Time your journey right and avoid rush hour and weekday traffic and you could, conceivably, get from the heart of London to Canterbury by car almost as quickly as travel by train (well, regular trains, that is).

The trickiest part of your journey, of course, would be the first leg: navigating Central London traffic. But time it right with an early morning departure and returning once all the commuters have left the city, and it's certainly doable. And it's a pretty straightforward route, following the old A2 road (much of which is four lane and also known as a "dual carriageway") until hitting the much faster M2 for most of the remainder of the journey.

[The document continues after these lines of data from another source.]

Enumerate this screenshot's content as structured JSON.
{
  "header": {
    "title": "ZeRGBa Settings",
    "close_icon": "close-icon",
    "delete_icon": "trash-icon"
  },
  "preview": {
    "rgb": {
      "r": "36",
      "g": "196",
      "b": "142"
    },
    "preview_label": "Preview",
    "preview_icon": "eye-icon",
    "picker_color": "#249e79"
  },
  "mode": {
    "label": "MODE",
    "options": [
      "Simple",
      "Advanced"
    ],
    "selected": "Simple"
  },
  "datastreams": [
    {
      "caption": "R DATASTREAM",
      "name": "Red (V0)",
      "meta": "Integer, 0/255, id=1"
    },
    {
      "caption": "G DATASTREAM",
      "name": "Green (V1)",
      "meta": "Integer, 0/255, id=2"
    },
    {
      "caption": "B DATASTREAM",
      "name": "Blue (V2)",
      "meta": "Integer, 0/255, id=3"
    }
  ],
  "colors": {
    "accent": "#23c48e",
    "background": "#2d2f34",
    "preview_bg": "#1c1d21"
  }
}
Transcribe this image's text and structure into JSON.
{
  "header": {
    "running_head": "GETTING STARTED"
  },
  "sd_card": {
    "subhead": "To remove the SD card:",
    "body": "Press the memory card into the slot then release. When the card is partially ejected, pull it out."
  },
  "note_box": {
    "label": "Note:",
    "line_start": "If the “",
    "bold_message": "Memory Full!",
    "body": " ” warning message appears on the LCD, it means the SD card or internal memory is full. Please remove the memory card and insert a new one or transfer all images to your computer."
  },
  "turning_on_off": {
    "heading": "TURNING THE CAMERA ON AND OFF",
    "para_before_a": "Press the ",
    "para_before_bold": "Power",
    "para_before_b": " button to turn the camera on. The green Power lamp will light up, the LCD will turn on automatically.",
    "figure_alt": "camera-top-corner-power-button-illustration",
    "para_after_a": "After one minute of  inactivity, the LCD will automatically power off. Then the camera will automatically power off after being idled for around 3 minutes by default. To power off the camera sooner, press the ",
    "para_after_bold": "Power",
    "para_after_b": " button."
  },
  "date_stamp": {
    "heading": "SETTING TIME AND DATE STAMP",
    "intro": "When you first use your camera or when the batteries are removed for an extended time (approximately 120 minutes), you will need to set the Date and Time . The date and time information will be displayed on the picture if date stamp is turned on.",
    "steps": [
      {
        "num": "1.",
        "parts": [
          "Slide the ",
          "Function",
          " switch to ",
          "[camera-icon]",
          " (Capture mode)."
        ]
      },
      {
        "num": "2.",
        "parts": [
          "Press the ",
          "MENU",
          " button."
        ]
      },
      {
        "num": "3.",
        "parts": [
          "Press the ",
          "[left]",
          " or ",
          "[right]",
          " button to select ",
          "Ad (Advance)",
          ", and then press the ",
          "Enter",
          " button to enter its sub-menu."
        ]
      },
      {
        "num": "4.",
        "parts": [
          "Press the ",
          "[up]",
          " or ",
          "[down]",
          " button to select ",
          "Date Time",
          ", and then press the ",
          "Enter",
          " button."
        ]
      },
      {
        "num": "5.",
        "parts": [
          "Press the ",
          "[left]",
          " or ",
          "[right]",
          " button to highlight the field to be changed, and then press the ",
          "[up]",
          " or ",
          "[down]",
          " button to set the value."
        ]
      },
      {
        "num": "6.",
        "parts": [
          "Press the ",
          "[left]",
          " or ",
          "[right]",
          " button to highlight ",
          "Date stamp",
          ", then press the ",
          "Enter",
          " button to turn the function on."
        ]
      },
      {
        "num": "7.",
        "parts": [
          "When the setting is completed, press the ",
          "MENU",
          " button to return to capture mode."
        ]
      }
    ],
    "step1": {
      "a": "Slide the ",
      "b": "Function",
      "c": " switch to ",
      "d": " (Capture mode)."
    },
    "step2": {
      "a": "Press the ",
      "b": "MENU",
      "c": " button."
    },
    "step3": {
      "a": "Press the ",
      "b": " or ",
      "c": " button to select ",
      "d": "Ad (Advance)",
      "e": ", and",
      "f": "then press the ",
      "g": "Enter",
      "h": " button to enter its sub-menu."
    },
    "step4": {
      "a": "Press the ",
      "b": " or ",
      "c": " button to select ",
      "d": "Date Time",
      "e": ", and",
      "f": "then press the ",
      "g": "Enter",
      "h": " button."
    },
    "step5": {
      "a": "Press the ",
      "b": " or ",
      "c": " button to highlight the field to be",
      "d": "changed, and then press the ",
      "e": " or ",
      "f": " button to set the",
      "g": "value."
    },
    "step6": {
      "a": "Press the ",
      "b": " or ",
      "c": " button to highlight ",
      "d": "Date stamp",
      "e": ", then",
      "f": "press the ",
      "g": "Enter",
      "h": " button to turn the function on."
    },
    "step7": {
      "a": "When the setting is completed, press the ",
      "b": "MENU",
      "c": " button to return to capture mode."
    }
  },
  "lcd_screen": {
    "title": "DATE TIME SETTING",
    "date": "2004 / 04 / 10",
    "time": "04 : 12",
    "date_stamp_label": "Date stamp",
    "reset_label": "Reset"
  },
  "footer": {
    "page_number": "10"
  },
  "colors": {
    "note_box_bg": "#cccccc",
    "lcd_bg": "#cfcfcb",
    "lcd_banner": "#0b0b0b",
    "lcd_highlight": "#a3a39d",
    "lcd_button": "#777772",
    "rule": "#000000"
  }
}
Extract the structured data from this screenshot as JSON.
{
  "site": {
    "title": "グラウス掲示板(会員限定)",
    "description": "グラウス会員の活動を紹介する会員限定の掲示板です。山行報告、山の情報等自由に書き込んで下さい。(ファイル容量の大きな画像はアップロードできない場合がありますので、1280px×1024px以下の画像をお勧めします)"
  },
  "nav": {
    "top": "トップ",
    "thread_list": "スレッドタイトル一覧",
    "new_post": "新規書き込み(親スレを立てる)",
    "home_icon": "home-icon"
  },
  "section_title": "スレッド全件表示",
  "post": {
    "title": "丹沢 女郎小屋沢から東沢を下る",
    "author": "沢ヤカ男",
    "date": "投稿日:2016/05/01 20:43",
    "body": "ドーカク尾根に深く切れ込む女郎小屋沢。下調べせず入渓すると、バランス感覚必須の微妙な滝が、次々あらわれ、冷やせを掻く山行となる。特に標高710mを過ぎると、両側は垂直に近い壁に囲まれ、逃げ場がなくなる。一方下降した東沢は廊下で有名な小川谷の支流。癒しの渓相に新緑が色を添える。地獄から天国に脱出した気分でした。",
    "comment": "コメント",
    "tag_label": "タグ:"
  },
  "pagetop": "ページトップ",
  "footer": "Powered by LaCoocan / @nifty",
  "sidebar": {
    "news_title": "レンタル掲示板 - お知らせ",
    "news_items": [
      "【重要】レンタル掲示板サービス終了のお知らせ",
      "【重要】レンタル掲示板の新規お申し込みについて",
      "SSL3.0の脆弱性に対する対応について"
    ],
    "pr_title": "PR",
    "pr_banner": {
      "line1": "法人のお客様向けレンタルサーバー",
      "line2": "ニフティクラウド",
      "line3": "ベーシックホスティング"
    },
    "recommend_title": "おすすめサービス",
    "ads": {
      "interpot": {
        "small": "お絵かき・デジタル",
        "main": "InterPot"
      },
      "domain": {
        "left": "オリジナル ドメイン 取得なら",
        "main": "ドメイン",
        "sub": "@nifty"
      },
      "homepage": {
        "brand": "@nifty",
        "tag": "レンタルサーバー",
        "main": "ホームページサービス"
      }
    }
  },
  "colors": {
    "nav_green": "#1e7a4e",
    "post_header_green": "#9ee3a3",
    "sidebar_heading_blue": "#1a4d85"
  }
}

Parking in Canterbury is plentiful, with the city being served by a three great 'park and ride' locations. Here you can leave the car and hop aboard a bus to explore the city center on foot.

An added benefit of having a car, of course, is that you can easily take in one or two other interesting destinations. These include the Victorian seaside town of Folkestone or historic Dover, each just 30 minutes' drive away.

3. From London to Canterbury by Bus

Tudor buildings in Canterbury
Tudor buildings in Canterbury

Highlights: Affordable convenience with marginal travel time

Given its relative proximity to England's capital city, taking the bus from London to Canterbury is certainly a viable (and cheap) option. With a journey time of around 1.5 to 2 hours and regular departures from Victoria Coach Station, National Express buses can get you there and back with around three to four hours of traveling time, ensuring there's plenty of time to explore Canterbury's top attractions.

While the route is a relatively cheap one to travel at any time, advance booking and choosing to travel off-peak can lead to even further savings. Off-peak travel is certainly an option if you choose to make a Canterbury weekend break of it, or even making a stopover for a day or two in other popular destinations along the way such as Rochester and Chatham, or the county town of Maidstone.

Check out the National Express website for further details.